● Exercise material
========
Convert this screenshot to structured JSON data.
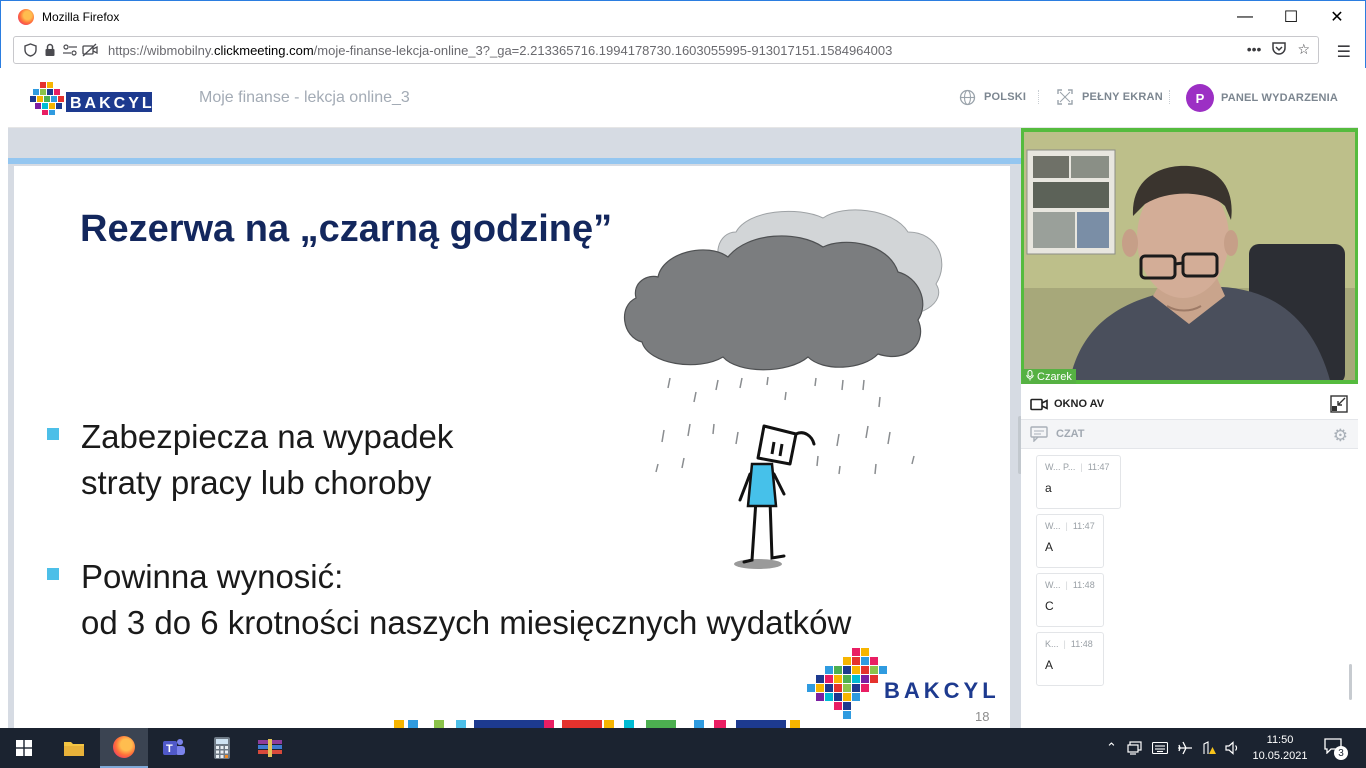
{
  "window": {
    "title": "Mozilla Firefox"
  },
  "browser": {
    "url_prefix": "https://wibmobilny.",
    "url_domain": "clickmeeting.com",
    "url_rest": "/moje-finanse-lekcja-online_3?_ga=2.213365716.1994178730.1603055995-913017151.1584964003"
  },
  "header": {
    "logo_text": "BAKCYL",
    "event_title": "Moje finanse - lekcja online_3",
    "language_label": "POLSKI",
    "fullscreen_label": "PEŁNY EKRAN",
    "panel_label": "PANEL WYDARZENIA",
    "avatar_letter": "P"
  },
  "slide": {
    "title": "Rezerwa na „czarną godzinę”",
    "bullets": [
      {
        "line1": "Zabezpiecza na wypadek",
        "line2": "straty pracy lub choroby"
      },
      {
        "line1": "Powinna wynosić:",
        "line2": "od 3 do 6 krotności naszych miesięcznych wydatków"
      }
    ],
    "logo_text": "BAKCYL",
    "page_number": "18"
  },
  "video": {
    "participant_name": "Czarek"
  },
  "av_window": {
    "label": "OKNO AV"
  },
  "chat": {
    "label": "CZAT",
    "messages": [
      {
        "sender": "W... P...",
        "time": "11:47",
        "text": "a"
      },
      {
        "sender": "W...",
        "time": "11:47",
        "text": "A"
      },
      {
        "sender": "W...",
        "time": "11:48",
        "text": "C"
      },
      {
        "sender": "K...",
        "time": "11:48",
        "text": "A"
      }
    ]
  },
  "taskbar": {
    "time": "11:50",
    "date": "10.05.2021",
    "notification_count": "3"
  },
  "colors": {
    "slide_title": "#13275d",
    "bullet": "#4dbfe8",
    "avatar": "#9c2fc4",
    "speaker_frame": "#55bb3e",
    "taskbar": "#1b2330"
  }
}
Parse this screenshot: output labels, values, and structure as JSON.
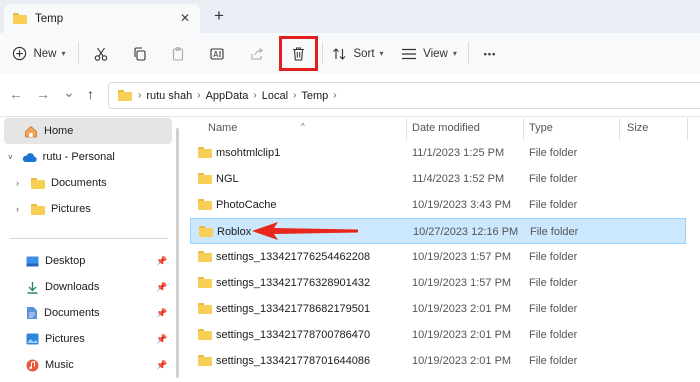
{
  "window": {
    "tab_title": "Temp",
    "close_glyph": "✕",
    "new_tab_glyph": "+"
  },
  "toolbar": {
    "new_label": "New",
    "sort_label": "Sort",
    "view_label": "View",
    "more_glyph": "•••",
    "icons": [
      "cut-icon",
      "copy-icon",
      "paste-icon",
      "rename-icon",
      "share-icon",
      "delete-icon"
    ]
  },
  "nav": {
    "back": "←",
    "forward": "→",
    "recent": "⌄",
    "up": "↑"
  },
  "breadcrumb": [
    "rutu shah",
    "AppData",
    "Local",
    "Temp"
  ],
  "sidebar": {
    "home": "Home",
    "onedrive": "rutu - Personal",
    "items": [
      "Documents",
      "Pictures"
    ],
    "quick": [
      "Desktop",
      "Downloads",
      "Documents",
      "Pictures",
      "Music"
    ]
  },
  "columns": {
    "name": "Name",
    "date": "Date modified",
    "type": "Type",
    "size": "Size"
  },
  "files": [
    {
      "name": "msohtmlclip1",
      "date": "11/1/2023 1:25 PM",
      "type": "File folder"
    },
    {
      "name": "NGL",
      "date": "11/4/2023 1:52 PM",
      "type": "File folder"
    },
    {
      "name": "PhotoCache",
      "date": "10/19/2023 3:43 PM",
      "type": "File folder"
    },
    {
      "name": "Roblox",
      "date": "10/27/2023 12:16 PM",
      "type": "File folder"
    },
    {
      "name": "settings_133421776254462208",
      "date": "10/19/2023 1:57 PM",
      "type": "File folder"
    },
    {
      "name": "settings_133421776328901432",
      "date": "10/19/2023 1:57 PM",
      "type": "File folder"
    },
    {
      "name": "settings_133421778682179501",
      "date": "10/19/2023 2:01 PM",
      "type": "File folder"
    },
    {
      "name": "settings_133421778700786470",
      "date": "10/19/2023 2:01 PM",
      "type": "File folder"
    },
    {
      "name": "settings_133421778701644086",
      "date": "10/19/2023 2:01 PM",
      "type": "File folder"
    }
  ],
  "colors": {
    "selection": "#cce8ff",
    "highlight_box": "#e0201e",
    "arrow": "#e8261c"
  }
}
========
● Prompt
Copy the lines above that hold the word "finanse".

● Completed task
    "url_rest": "/moje-finanse-lekcja-online_3?_ga=2.213365716.1994178730.1603055995-913017151.1584964003"
    "event_title": "Moje finanse - lekcja online_3",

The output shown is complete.